Start from the first surges and talk about where you are and how you feel. Use all the senses to write this story. What can you hear (music, birdsong, nothing at all), or feel (soft pillow to lie against, a comforting blanket to wrap around your shoulders) taste (your favourite snacks). How strong and capable you feel. You have waited a long time for this and you are now ready. You can visualise for a caesarian section birth and birth by induction too. Use this story to inform your Birth Preferences too.
Birth Vision Board
Perhaps you could create a Birth Vision Board. All you need is a large piece of A3 card, some glue and lots of images from the internet and/or magazines if you have any old ones at home. This is your special time so enjoy the process. Lose yourself in Pinterest, finding images than resonate with how you would like your birth to be. If you have a small child with you, perhaps they could do one too. Cutting and sticking can be lots of fun together. Choose words that resonate with you. Affirmations that make you feel strong and capable.
Affirmations are short, personal statements that are written in the present tense with the subject ‘I’ or ‘my’. If you find it hard to write these, search on the internet and choose words and phrases that resonate with you. Once you have printed these off or handwritten some, perhaps you can paint some cards and write your affirmations down on the painted card? Maybe you’d like some stickers surrounding the words or images of you and your partner to make them extra special. You can find some lovely journal stickers on Etsy created from artists throughout Britain. It’s a great way of supporting small one-person businesses.
Virtual Baby Shower
As an introvert, the idea of being centre of attention may not feel like something that resonates but this is about making choices that suit you. A few close friends and some carefully chosen activities over an hour can be a lovely way to create a positive frame of mind. Ask a special friend if they can organise something for you, someone who knows you well and ‘gets’ you. Keep it short with a focus and enjoy the feeling of having a group of people surrounding you as you head towards motherhood.

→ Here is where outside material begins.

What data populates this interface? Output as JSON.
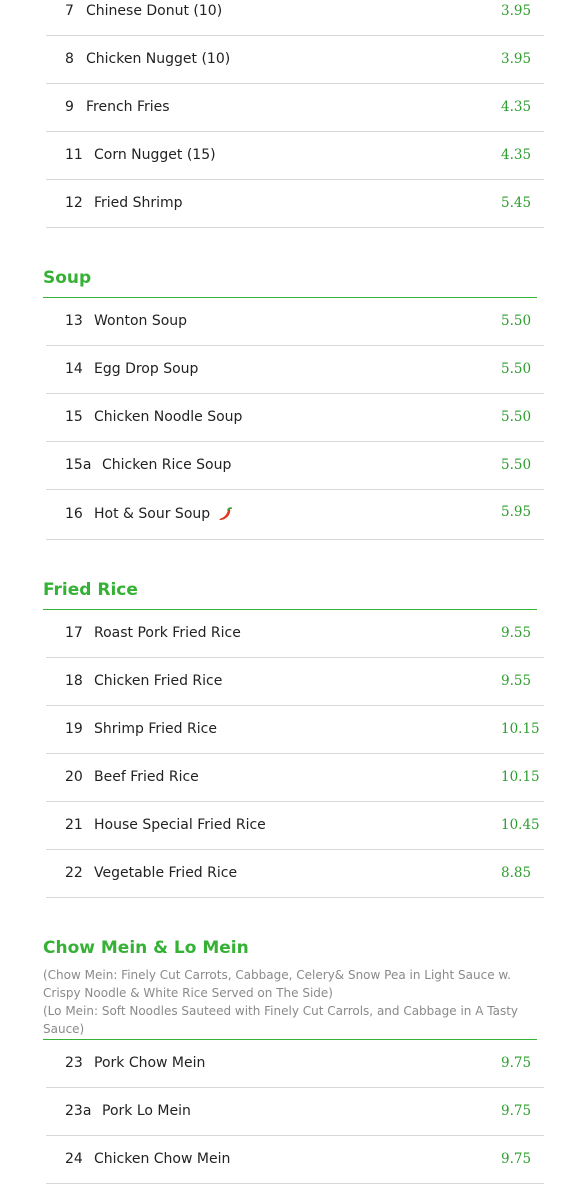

Perhaps you could ask your friends to be part of a Facebook group for after your baby is born. Whenever you need some shopping or perhaps just a chat, you post in the group and one of your friends can pick it up if they are available. It helps you to feel supported and cared for at a time of isolation.
In my next post, I will talk about how I feel the qualities that many introverts share can help you during your birth and the hours after your baby is born. I will share my favourite books on why introverts rock too! Subscribe to my blog and keep up to date with my posts – reflections from one mother to another.

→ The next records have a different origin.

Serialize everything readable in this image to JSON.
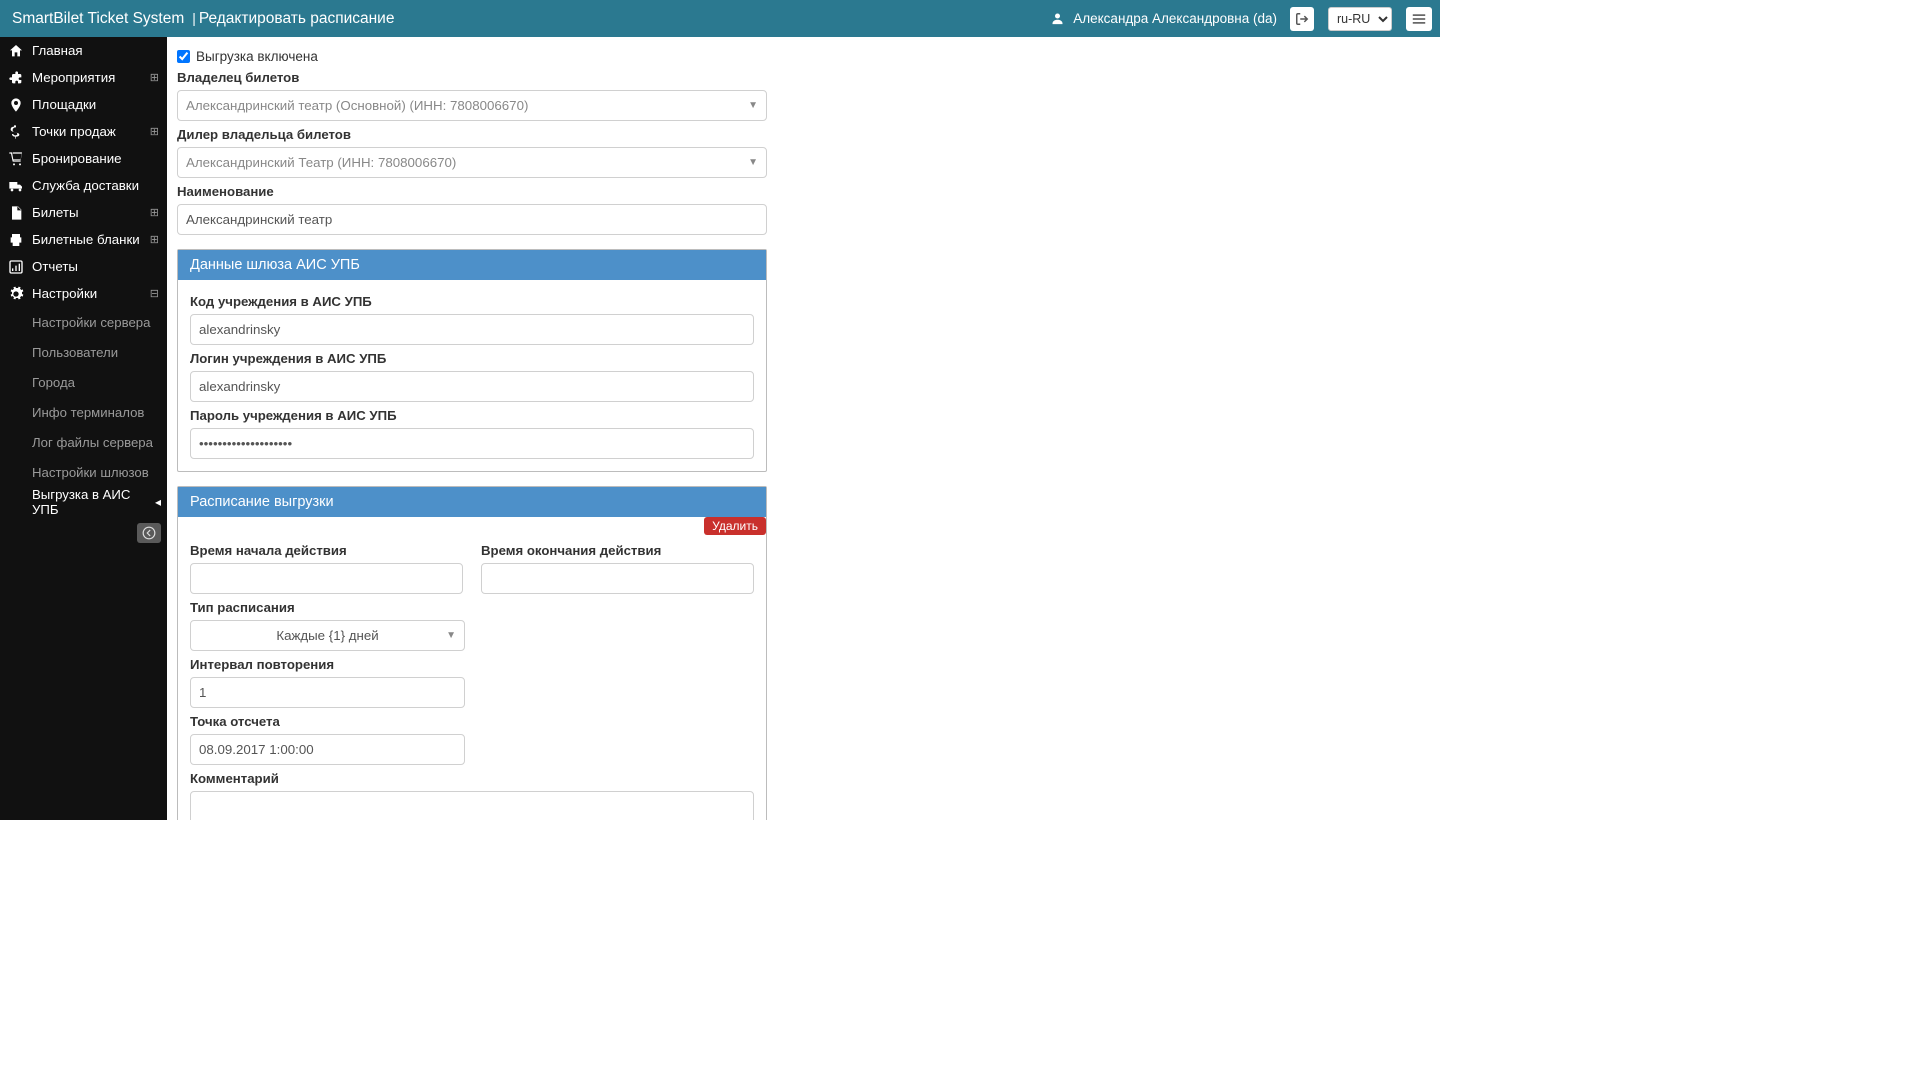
{
  "header": {
    "app_title": "SmartBilet Ticket System",
    "sep": "|",
    "page_title": "Редактировать расписание",
    "user_name": "Александра Александровна (da)",
    "lang_value": "ru-RU"
  },
  "sidebar": {
    "items": [
      {
        "label": "Главная",
        "icon": "home",
        "expandable": false
      },
      {
        "label": "Мероприятия",
        "icon": "puzzle",
        "expandable": true
      },
      {
        "label": "Площадки",
        "icon": "pin",
        "expandable": false
      },
      {
        "label": "Точки продаж",
        "icon": "dollar",
        "expandable": true
      },
      {
        "label": "Бронирование",
        "icon": "cart",
        "expandable": false
      },
      {
        "label": "Служба доставки",
        "icon": "truck",
        "expandable": false
      },
      {
        "label": "Билеты",
        "icon": "doc",
        "expandable": true
      },
      {
        "label": "Билетные бланки",
        "icon": "print",
        "expandable": true
      },
      {
        "label": "Отчеты",
        "icon": "chart",
        "expandable": false
      },
      {
        "label": "Настройки",
        "icon": "gear",
        "expandable": true,
        "expanded": true
      }
    ],
    "sub_items": [
      {
        "label": "Настройки сервера"
      },
      {
        "label": "Пользователи"
      },
      {
        "label": "Города"
      },
      {
        "label": "Инфо терминалов"
      },
      {
        "label": "Лог файлы сервера"
      },
      {
        "label": "Настройки шлюзов"
      },
      {
        "label": "Выгрузка в АИС УПБ"
      }
    ]
  },
  "form": {
    "checkbox_label": "Выгрузка включена",
    "checkbox_checked": true,
    "owner_label": "Владелец билетов",
    "owner_value": "Александринский театр (Основной) (ИНН: 7808006670)",
    "dealer_label": "Дилер владельца билетов",
    "dealer_value": "Александринский Театр (ИНН: 7808006670)",
    "name_label": "Наименование",
    "name_value": "Александринский театр"
  },
  "gateway_panel": {
    "title": "Данные шлюза АИС УПБ",
    "code_label": "Код учреждения в АИС УПБ",
    "code_value": "alexandrinsky",
    "login_label": "Логин учреждения в АИС УПБ",
    "login_value": "alexandrinsky",
    "password_label": "Пароль учреждения в АИС УПБ",
    "password_value": "••••••••••••••••••••"
  },
  "schedule_panel": {
    "title": "Расписание выгрузки",
    "delete_label": "Удалить",
    "start_label": "Время начала действия",
    "start_value": "",
    "end_label": "Время окончания действия",
    "end_value": "",
    "type_label": "Тип расписания",
    "type_value": "Каждые {1} дней",
    "interval_label": "Интервал повторения",
    "interval_value": "1",
    "anchor_label": "Точка отсчета",
    "anchor_value": "08.09.2017 1:00:00",
    "comment_label": "Комментарий",
    "comment_value": ""
  }
}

If I can help you access your inner quiet space through my work as a doula, please don’t hesitate to get in touch. St Albans Doulas is a collective of four experienced birth workers and we’d love to support you in a way that resonates with your way of being in the world. You can find us here https://stalbansdoulas.com/why-do-i-need-a-virtual-doula/

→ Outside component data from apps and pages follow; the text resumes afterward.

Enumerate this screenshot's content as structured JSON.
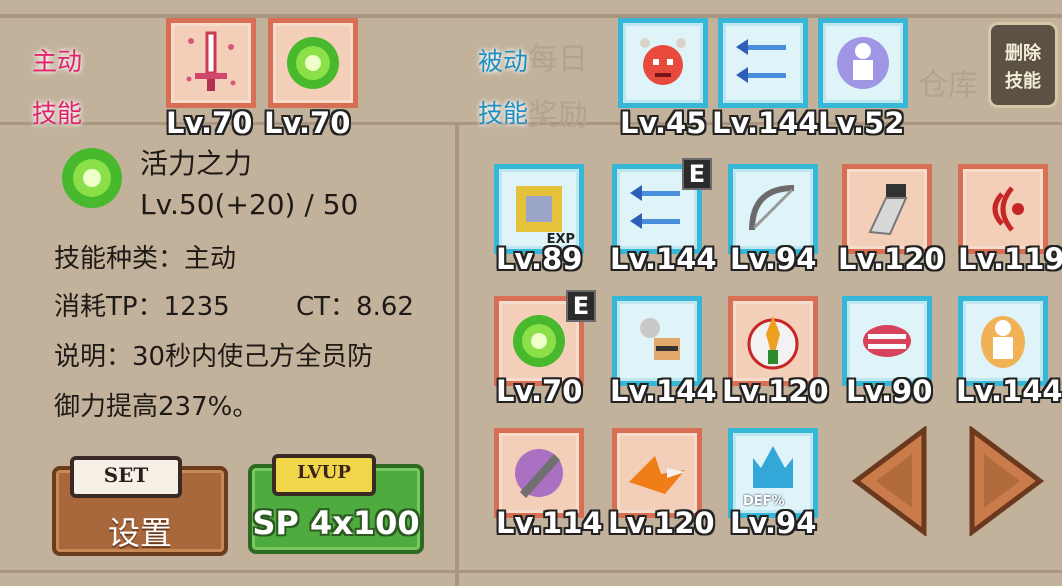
{
  "colors": {
    "active": "#e0236b",
    "passive": "#1f8fc0",
    "red_frame": "#d86e54",
    "blue_frame": "#37b7d8"
  },
  "background_text": {
    "a": "每日",
    "b": "奖励",
    "c": "仓库"
  },
  "active_skills": {
    "label_line1": "主动",
    "label_line2": "技能",
    "slots": [
      {
        "icon": "sword-icon",
        "level": "Lv.70"
      },
      {
        "icon": "green-orb-icon",
        "level": "Lv.70"
      }
    ]
  },
  "passive_skills": {
    "label_line1": "被动",
    "label_line2": "技能",
    "slots": [
      {
        "icon": "angry-face-icon",
        "level": "Lv.45"
      },
      {
        "icon": "triple-arrow-icon",
        "level": "Lv.144"
      },
      {
        "icon": "ghost-figure-icon",
        "level": "Lv.52"
      }
    ]
  },
  "delete_skill": {
    "line1": "删除",
    "line2": "技能"
  },
  "detail": {
    "icon": "green-orb-icon",
    "name": "活力之力",
    "level": "Lv.50(+20) / 50",
    "type": "技能种类：主动",
    "cost": "消耗TP：1235",
    "ct": "CT：8.62",
    "desc_line1": "说明：30秒内使己方全员防",
    "desc_line2": "御力提高237%。"
  },
  "set_button": {
    "cap": "SET",
    "label": "设置"
  },
  "lvup_button": {
    "cap": "LVUP",
    "label": "SP 4x100"
  },
  "inventory": [
    {
      "icon": "exp-chip-icon",
      "level": "Lv.89",
      "frame": "blue",
      "equipped": ""
    },
    {
      "icon": "triple-arrow-icon",
      "level": "Lv.144",
      "frame": "blue",
      "equipped": "E"
    },
    {
      "icon": "bow-icon",
      "level": "Lv.94",
      "frame": "blue",
      "equipped": ""
    },
    {
      "icon": "gauntlet-icon",
      "level": "Lv.120",
      "frame": "red",
      "equipped": ""
    },
    {
      "icon": "sound-wave-icon",
      "level": "Lv.119",
      "frame": "red",
      "equipped": ""
    },
    {
      "icon": "green-orb-icon",
      "level": "Lv.70",
      "frame": "red",
      "equipped": "E"
    },
    {
      "icon": "bandit-icon",
      "level": "Lv.144",
      "frame": "blue",
      "equipped": ""
    },
    {
      "icon": "flame-warrior-icon",
      "level": "Lv.120",
      "frame": "red",
      "equipped": ""
    },
    {
      "icon": "mouth-icon",
      "level": "Lv.90",
      "frame": "blue",
      "equipped": ""
    },
    {
      "icon": "aura-figure-icon",
      "level": "Lv.144",
      "frame": "blue",
      "equipped": ""
    },
    {
      "icon": "purple-blade-icon",
      "level": "Lv.114",
      "frame": "red",
      "equipped": ""
    },
    {
      "icon": "fire-arrow-icon",
      "level": "Lv.120",
      "frame": "red",
      "equipped": ""
    },
    {
      "icon": "def-flame-icon",
      "level": "Lv.94",
      "frame": "blue",
      "equipped": ""
    }
  ],
  "def_tag": "DEF%",
  "exp_tag": "EXP"
}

We can work out your way of receiving positive messages and education, whether than be through text messaging and Whatsapp. Perhaps you enjoy a Zoom conversation or telephone is more for you. We can work around your personal way of communicating to find a way forward. So get in touch with us at firstname.lastname@example.org.